NVIDIA has released the second architecture in its own pipeline called AMD GPU Boost, which is designed to support high-throughput, multi-threaded workloads in the graphics pipeline.
It will also work with other GPUs that share its compute and graphics pipelines, such as Intel’s Xeon Phi and AMD’s Vega.
AMD has also released Radeon RX Fury, which AMD calls the Vega Frontier Edition, a graphics card with more compute power and performance than the Vega 64.
It supports multiple GPUs, and there is a “full suite” of high-speed compute features for developers and enthusiasts.
NVIDIA is also making improvements to its PowerPlay, or Power Management, features.
PowerPlay is a system that enables applications to communicate with each other and with their graphics hardware, such that graphics applications can manage GPU-intensive tasks more efficiently and safely.
AMD will also release its next-gen graphics products, Radeon RX 580 and Radeon RX 570, which can support more than two GPUs simultaneously.
AMD released the Radeon RX 480 in November, which launched a number of new features.

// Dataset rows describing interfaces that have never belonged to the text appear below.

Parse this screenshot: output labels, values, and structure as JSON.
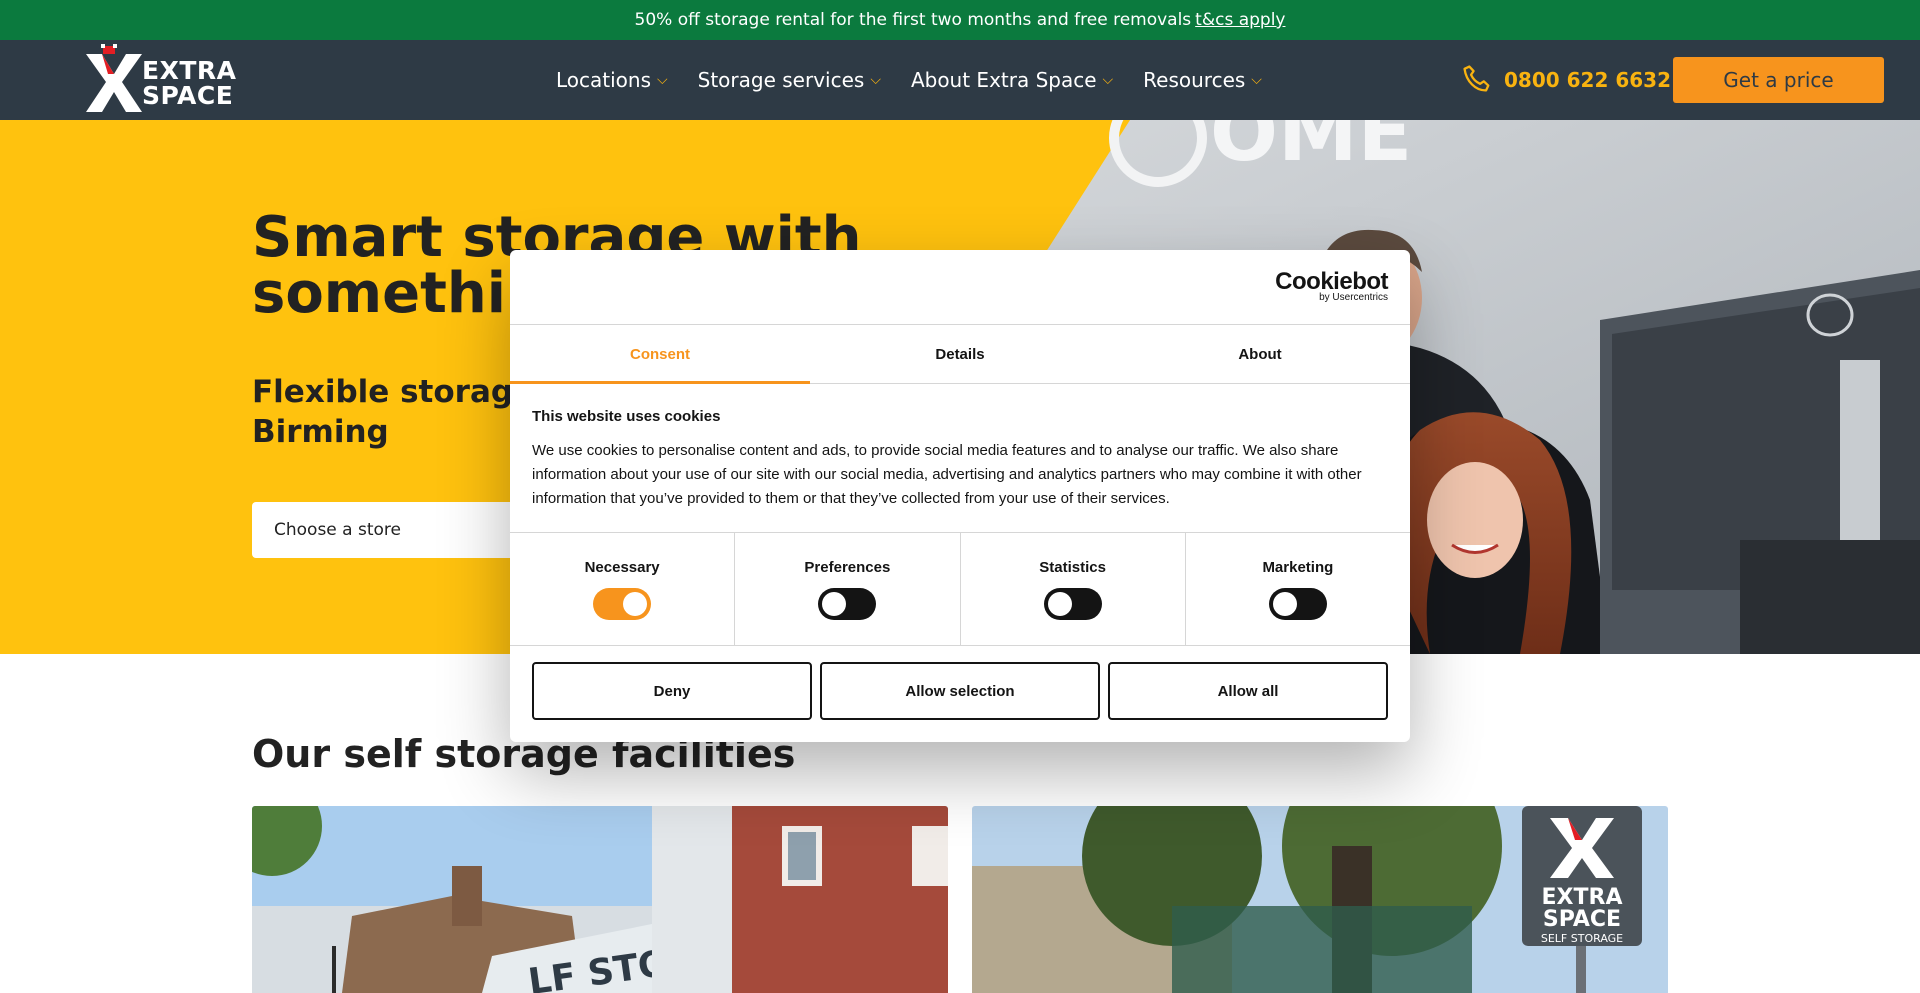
{
  "promo": {
    "text": "50% off storage rental for the first two months and free removals",
    "link": "t&cs apply"
  },
  "header": {
    "logo_line1": "EXTRA",
    "logo_line2": "SPACE",
    "nav": [
      {
        "label": "Locations"
      },
      {
        "label": "Storage services"
      },
      {
        "label": "About Extra Space"
      },
      {
        "label": "Resources"
      }
    ],
    "phone": "0800 622 6632",
    "cta": "Get a price"
  },
  "hero": {
    "title": "Smart storage with something",
    "subtitle": "Flexible storage s London & Birming",
    "store_select": "Choose a store"
  },
  "section": {
    "title": "Our self storage facilities"
  },
  "cards": [
    {
      "sign": "LF STORAGE"
    },
    {
      "sign1": "EXTRA",
      "sign2": "SPACE",
      "sign3": "SELF STORAGE"
    }
  ],
  "cookie_dialog": {
    "brand": "Cookiebot",
    "brand_sub": "by Usercentrics",
    "tabs": [
      {
        "label": "Consent",
        "active": true
      },
      {
        "label": "Details",
        "active": false
      },
      {
        "label": "About",
        "active": false
      }
    ],
    "heading": "This website uses cookies",
    "body": "We use cookies to personalise content and ads, to provide social media features and to analyse our traffic. We also share information about your use of our site with our social media, advertising and analytics partners who may combine it with other information that you’ve provided to them or that they’ve collected from your use of their services.",
    "toggles": [
      {
        "label": "Necessary",
        "on": true
      },
      {
        "label": "Preferences",
        "on": false
      },
      {
        "label": "Statistics",
        "on": false
      },
      {
        "label": "Marketing",
        "on": false
      }
    ],
    "buttons": {
      "deny": "Deny",
      "allow_selection": "Allow selection",
      "allow_all": "Allow all"
    }
  },
  "colors": {
    "promo_bg": "#0b7a3e",
    "header_bg": "#2e3a45",
    "hero_yellow": "#ffc20e",
    "accent_orange": "#f7941d",
    "phone_gold": "#f9b310"
  }
}
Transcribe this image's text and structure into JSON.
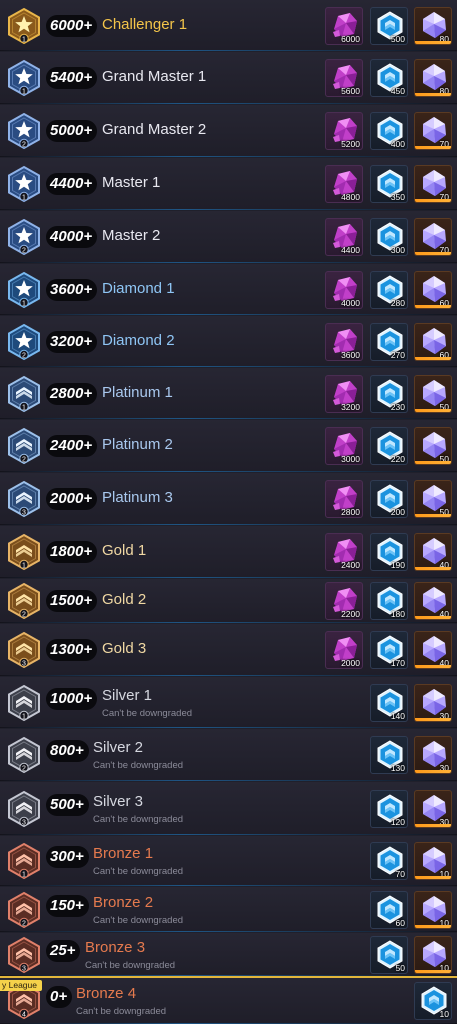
{
  "tiers": [
    {
      "score": "6000+",
      "name": "Challenger 1",
      "sub": "",
      "rank_num": "1",
      "style": "challenger",
      "rewards": {
        "gem": "6000",
        "chip": "500",
        "crystal": "80"
      }
    },
    {
      "score": "5400+",
      "name": "Grand Master 1",
      "sub": "",
      "rank_num": "1",
      "style": "grandmaster",
      "rewards": {
        "gem": "5600",
        "chip": "450",
        "crystal": "80"
      }
    },
    {
      "score": "5000+",
      "name": "Grand Master 2",
      "sub": "",
      "rank_num": "2",
      "style": "grandmaster",
      "rewards": {
        "gem": "5200",
        "chip": "400",
        "crystal": "70"
      }
    },
    {
      "score": "4400+",
      "name": "Master 1",
      "sub": "",
      "rank_num": "1",
      "style": "master",
      "rewards": {
        "gem": "4800",
        "chip": "350",
        "crystal": "70"
      }
    },
    {
      "score": "4000+",
      "name": "Master 2",
      "sub": "",
      "rank_num": "2",
      "style": "master",
      "rewards": {
        "gem": "4400",
        "chip": "300",
        "crystal": "70"
      }
    },
    {
      "score": "3600+",
      "name": "Diamond 1",
      "sub": "",
      "rank_num": "1",
      "style": "diamond",
      "rewards": {
        "gem": "4000",
        "chip": "280",
        "crystal": "60"
      }
    },
    {
      "score": "3200+",
      "name": "Diamond 2",
      "sub": "",
      "rank_num": "2",
      "style": "diamond",
      "rewards": {
        "gem": "3600",
        "chip": "270",
        "crystal": "60"
      }
    },
    {
      "score": "2800+",
      "name": "Platinum 1",
      "sub": "",
      "rank_num": "1",
      "style": "platinum",
      "rewards": {
        "gem": "3200",
        "chip": "230",
        "crystal": "50"
      }
    },
    {
      "score": "2400+",
      "name": "Platinum 2",
      "sub": "",
      "rank_num": "2",
      "style": "platinum",
      "rewards": {
        "gem": "3000",
        "chip": "220",
        "crystal": "50"
      }
    },
    {
      "score": "2000+",
      "name": "Platinum 3",
      "sub": "",
      "rank_num": "3",
      "style": "platinum",
      "rewards": {
        "gem": "2800",
        "chip": "200",
        "crystal": "50"
      }
    },
    {
      "score": "1800+",
      "name": "Gold 1",
      "sub": "",
      "rank_num": "1",
      "style": "gold",
      "rewards": {
        "gem": "2400",
        "chip": "190",
        "crystal": "40"
      }
    },
    {
      "score": "1500+",
      "name": "Gold 2",
      "sub": "",
      "rank_num": "2",
      "style": "gold",
      "rewards": {
        "gem": "2200",
        "chip": "180",
        "crystal": "40"
      }
    },
    {
      "score": "1300+",
      "name": "Gold 3",
      "sub": "",
      "rank_num": "3",
      "style": "gold",
      "rewards": {
        "gem": "2000",
        "chip": "170",
        "crystal": "40"
      }
    },
    {
      "score": "1000+",
      "name": "Silver 1",
      "sub": "Can't be downgraded",
      "rank_num": "1",
      "style": "silver",
      "rewards": {
        "chip": "140",
        "crystal": "30"
      }
    },
    {
      "score": "800+",
      "name": "Silver 2",
      "sub": "Can't be downgraded",
      "rank_num": "2",
      "style": "silver",
      "rewards": {
        "chip": "130",
        "crystal": "30"
      }
    },
    {
      "score": "500+",
      "name": "Silver 3",
      "sub": "Can't be downgraded",
      "rank_num": "3",
      "style": "silver",
      "rewards": {
        "chip": "120",
        "crystal": "30"
      }
    },
    {
      "score": "300+",
      "name": "Bronze 1",
      "sub": "Can't be downgraded",
      "rank_num": "1",
      "style": "bronze",
      "rewards": {
        "chip": "70",
        "crystal": "10"
      }
    },
    {
      "score": "150+",
      "name": "Bronze 2",
      "sub": "Can't be downgraded",
      "rank_num": "2",
      "style": "bronze",
      "rewards": {
        "chip": "60",
        "crystal": "10"
      }
    },
    {
      "score": "25+",
      "name": "Bronze 3",
      "sub": "Can't be downgraded",
      "rank_num": "3",
      "style": "bronze",
      "rewards": {
        "chip": "50",
        "crystal": "10"
      }
    },
    {
      "score": "0+",
      "name": "Bronze 4",
      "sub": "Can't be downgraded",
      "rank_num": "4",
      "style": "bronze",
      "rewards": {
        "chip": "10"
      }
    }
  ],
  "current_tag": "y League",
  "colors": {
    "gold_accent": "#f4c54a",
    "crystal_bar": "#ff9a1a",
    "diamond_text": "#8fc6f5",
    "bronze_text": "#e57a4e"
  },
  "icons": {
    "gem": "purple-gem-icon",
    "chip": "blue-hex-chip-icon",
    "crystal": "violet-crystal-icon"
  }
}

These included the Radeon™ Vega 64, which was based on a new Graphics Core Processor family.
AMD also released the AMD Radeon Pro Vega 64 and Radeon Pro Pro Vega 56 GPUs.
The Radeon RX 500 series, which includes the Radeon Pro 500 and Radeon Vega 500, is aimed at enthusiasts and professional users.
NVIDIA’s first-generation GPU architecture, Maxwell, was designed to run next-to-no-cost compute workloads on consumer graphics cards.
Maxwell also provided more memory bandwidth for applications.
The GPU stack on the Radeon Vega 64 features two new compute cores, the “Vega 64” core and “Vesa 64” cores.
The Vega 64 core is a dual-core part that can run parallel compute workload and will support multiple compute units at the same time.
The “Vesa 64” is a two-core CPU core that can support a wider variety of compute workload on the Vega GPU.
AMD says the Vega 56 will be capable of up to 10 compute cores per GPU.
NVIDIA says the first Radeon Vega GPUs will support up to 64 compute